Posting to Public
It simply means that all people that follow me will see my post in their stream
Just say Judy follows me, but I don’t follow her (therefore I don’t have her in a circle)
And just say I post to a Circle, and not Public.
This means Judy will not see my post at all.
Posting to Individuals (Mentions)
This has nothing to do with Circles.
But just like Circles and Public; Individuals are a selection you can make in choosing an audience to post to.
The way you can post to Individuals is pre-fixing their name with an “@” or a “+”
The difference in limiting to who sees your post using this selection is that it will also send that person a notification that you have “mentioned” them. Which kind of makes it very similar to the Twitter @mention feature. In Google Plus there is a stream called Notifications where you can view all these pushed mention posts.
Google+ requires me to create a mental model: the intersection of actions that I have taken, such as following others or putting them into circles, and the actions they have taken, most importantly whether they have followed me or not.
One snag in this is that there isn’t a simple way to know who exactly will see what you post in Circles when you do so. Another snag is that your stream is defined by the union of all those you have Circled, which is another thing that is not easy to find out.
A confession: I am not currently using Google+ actively. I am sitting out the surge of interest because I actually don’t have a burning need to use it, and the social dynamics remind me of Friendfeed, with the same people advocating it.
Photographer Eric Fischer who calls himself the “Geek of Maps” has posted up some very interesting of Twitter and Flickr user locations across the globe. His stunning images show clearly where people are using Twitter more, Flickr or both. If you look at the maps, there are red/orange dots that represent people using Flickr. The blue dots indicate Twitter users and the white dots are both. One would think that the West Coast used Twitter more, especially California, but the map tells a different story.
“Apple has done what Google and Facebook cannot do: become No. 1 in China.”—
John Quelch, former senior associate dean of Harvard Business School and now head of the China Europe International Business School in Shanghai, talking to the New York Times.
This is something that finally got some buzz this past quarter — Apple is killing it in China.
They did $3.8 billion in revenues from Greater China (including Hong Kong and Taiwan) last quarter. And that’s with only four Apple Stores open in two cities, Beijing and Shanghai. In the coming year, they’re going to open a ton more.
And those numbers are coming before Apple is on China’s largest carrier, China Mobile.
When people look at Apple’s already astronomical numbers and wonder how they can possibly go higher, this is how.
The State Of Twitter
If you want to understand what’s going on at Twitter right now, watch this interview thatAdam Lashinsky did with Twitter CEO Dick Costolo yesterday at Brainstorm. It’s about 23 minutes long and covers most of the major issues that the media has been focused on in the past six months. In Apple’s infinite wisdom, this won’t play on an iPad or an iPhone because it is a flash player.

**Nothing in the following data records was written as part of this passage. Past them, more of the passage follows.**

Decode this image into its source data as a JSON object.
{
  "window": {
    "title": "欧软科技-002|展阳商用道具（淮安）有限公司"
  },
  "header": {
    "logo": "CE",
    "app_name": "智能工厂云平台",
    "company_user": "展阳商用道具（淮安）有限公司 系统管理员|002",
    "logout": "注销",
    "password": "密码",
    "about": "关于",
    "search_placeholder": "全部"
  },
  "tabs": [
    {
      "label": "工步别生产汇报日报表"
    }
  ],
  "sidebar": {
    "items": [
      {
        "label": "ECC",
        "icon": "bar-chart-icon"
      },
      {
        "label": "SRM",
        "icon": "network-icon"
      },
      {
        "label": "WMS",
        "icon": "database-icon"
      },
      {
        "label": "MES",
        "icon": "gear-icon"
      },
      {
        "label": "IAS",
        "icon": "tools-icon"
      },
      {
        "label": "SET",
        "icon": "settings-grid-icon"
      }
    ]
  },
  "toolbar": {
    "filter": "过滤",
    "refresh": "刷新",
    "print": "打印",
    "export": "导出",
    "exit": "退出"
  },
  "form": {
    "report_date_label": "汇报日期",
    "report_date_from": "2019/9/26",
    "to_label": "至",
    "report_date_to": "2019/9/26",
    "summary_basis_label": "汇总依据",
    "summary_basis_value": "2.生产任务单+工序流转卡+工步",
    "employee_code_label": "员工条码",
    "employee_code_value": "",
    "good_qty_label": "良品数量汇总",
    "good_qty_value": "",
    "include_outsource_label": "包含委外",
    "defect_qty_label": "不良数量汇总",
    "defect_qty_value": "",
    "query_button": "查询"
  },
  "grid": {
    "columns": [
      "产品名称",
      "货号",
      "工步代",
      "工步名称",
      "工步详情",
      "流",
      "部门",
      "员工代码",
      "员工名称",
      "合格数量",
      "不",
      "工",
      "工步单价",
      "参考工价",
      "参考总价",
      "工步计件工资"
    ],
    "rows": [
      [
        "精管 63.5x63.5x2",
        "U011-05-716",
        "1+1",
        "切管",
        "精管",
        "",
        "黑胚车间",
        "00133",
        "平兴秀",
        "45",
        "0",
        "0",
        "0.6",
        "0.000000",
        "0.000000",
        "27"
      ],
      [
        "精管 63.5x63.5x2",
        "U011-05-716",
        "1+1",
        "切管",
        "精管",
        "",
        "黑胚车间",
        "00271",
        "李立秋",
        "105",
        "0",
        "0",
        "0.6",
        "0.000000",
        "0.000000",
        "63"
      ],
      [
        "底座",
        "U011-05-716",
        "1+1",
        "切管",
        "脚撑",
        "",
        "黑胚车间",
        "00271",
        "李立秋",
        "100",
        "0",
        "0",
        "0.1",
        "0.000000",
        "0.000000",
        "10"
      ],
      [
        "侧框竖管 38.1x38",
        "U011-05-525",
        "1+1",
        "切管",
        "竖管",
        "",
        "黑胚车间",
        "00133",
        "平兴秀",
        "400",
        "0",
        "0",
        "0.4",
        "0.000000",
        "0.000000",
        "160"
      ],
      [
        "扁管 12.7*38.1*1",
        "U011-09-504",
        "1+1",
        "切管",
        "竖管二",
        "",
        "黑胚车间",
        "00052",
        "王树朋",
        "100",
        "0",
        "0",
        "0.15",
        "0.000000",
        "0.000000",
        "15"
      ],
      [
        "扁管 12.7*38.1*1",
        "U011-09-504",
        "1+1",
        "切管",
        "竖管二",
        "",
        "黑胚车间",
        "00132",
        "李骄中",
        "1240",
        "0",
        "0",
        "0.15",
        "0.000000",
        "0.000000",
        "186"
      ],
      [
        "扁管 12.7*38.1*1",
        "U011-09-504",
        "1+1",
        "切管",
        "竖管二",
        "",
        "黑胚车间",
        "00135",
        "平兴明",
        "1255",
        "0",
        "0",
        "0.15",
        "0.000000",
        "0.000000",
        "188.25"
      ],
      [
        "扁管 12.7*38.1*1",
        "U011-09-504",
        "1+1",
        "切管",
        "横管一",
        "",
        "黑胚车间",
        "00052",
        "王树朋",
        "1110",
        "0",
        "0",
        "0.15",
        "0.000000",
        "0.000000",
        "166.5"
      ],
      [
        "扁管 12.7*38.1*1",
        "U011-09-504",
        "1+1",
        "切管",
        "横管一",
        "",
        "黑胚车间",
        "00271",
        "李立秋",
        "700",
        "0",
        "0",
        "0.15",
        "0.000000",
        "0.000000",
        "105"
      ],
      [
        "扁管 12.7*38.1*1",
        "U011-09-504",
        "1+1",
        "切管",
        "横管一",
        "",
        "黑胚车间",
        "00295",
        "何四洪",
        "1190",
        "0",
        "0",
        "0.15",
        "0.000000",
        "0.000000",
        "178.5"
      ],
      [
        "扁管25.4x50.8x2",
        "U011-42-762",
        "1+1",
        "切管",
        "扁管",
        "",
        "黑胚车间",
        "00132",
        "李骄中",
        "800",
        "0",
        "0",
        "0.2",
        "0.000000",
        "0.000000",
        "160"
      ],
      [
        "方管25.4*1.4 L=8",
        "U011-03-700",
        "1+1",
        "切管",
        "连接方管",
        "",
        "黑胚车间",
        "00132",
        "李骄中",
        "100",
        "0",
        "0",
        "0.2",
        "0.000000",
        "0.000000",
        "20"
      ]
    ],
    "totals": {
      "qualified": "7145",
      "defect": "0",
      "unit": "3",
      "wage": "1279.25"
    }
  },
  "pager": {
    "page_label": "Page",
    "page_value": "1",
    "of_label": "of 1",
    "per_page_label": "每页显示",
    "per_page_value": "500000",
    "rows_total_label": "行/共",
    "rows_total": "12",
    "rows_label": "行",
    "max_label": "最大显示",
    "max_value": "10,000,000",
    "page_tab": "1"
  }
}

Designer Catrina Dulay came up with some simple illustrations that point out what a perfect world would be like without certain everyday disruptions. Oh how I agree with these! Here are just a few of them.